Soc Sci Med. 1987;24(4):327-34. doi: 10.1016/0277-9536(87)90151-1.


This is a case-control study of rural hospitals which closed between 1970 and 1980. Nonmetropolitan hospitals which closed were matched with a comparable set of hospitals which remained open, yielding 148 closures (cases) and 310 controls. Univariate and multivariate analyses indicate that closed hospitals differ from open hospitals in their internal characteristics, and that their geographical service areas also are significantly different. At the multivariate level, the most significant variables, as determined by stepwise discriminant analysis, are the ownership (profit) status of the hospital, occupancy rate, competitive beds within the county, scope of service, and county population change during the preceding decade. The nature of the discriminant functions differed between counties which were adjacent to metropolitan areas, and those which were not adjacent to metropolitan areas. Closed hospitals differ from open hospitals, as ascertained by standard data sources. Hospital closure reflects the interaction of internal hospital characteristics, and the characteristics of the hospital's service area.

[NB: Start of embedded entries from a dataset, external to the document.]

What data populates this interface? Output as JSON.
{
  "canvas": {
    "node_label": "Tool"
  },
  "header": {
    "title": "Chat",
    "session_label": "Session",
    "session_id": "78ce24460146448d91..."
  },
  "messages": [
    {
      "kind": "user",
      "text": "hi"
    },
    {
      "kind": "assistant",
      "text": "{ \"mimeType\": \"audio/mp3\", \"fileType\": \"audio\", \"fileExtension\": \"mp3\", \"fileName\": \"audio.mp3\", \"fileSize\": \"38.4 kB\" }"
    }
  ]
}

Publication types

  • Comparative Study
  • Research Support, U.S. Gov't, Non-P.H.S.

MeSH terms

  • Analysis of Variance
  • Hospitals / trends*
  • Hospitals, Rural / trends*
  • United States